/---
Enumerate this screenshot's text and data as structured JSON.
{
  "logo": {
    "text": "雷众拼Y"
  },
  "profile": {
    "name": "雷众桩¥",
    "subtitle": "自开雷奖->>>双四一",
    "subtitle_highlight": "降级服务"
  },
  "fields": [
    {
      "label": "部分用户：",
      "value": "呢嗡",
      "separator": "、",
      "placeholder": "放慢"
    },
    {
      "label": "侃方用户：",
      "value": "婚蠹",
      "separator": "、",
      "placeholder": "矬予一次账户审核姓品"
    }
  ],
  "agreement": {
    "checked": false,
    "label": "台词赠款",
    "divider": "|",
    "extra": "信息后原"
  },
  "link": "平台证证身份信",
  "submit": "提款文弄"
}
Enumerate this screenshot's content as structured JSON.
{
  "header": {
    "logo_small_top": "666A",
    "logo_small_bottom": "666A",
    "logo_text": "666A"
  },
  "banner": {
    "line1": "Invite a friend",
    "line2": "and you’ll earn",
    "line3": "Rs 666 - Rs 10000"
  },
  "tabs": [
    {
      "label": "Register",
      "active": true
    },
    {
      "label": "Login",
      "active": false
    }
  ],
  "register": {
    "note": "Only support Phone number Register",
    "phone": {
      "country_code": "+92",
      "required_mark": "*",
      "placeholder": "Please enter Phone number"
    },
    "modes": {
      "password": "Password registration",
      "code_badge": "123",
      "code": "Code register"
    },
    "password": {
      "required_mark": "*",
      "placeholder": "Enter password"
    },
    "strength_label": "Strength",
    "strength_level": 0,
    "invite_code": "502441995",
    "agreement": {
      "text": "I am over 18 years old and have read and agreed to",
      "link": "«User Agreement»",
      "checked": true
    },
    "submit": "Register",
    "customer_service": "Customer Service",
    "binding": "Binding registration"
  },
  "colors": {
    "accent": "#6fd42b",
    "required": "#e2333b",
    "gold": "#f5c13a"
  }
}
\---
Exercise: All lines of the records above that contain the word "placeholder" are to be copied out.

Task response:
      "placeholder": "放慢"
      "placeholder": "矬予一次账户审核姓品"
      "placeholder": "Please enter Phone number"
      "placeholder": "Enter password"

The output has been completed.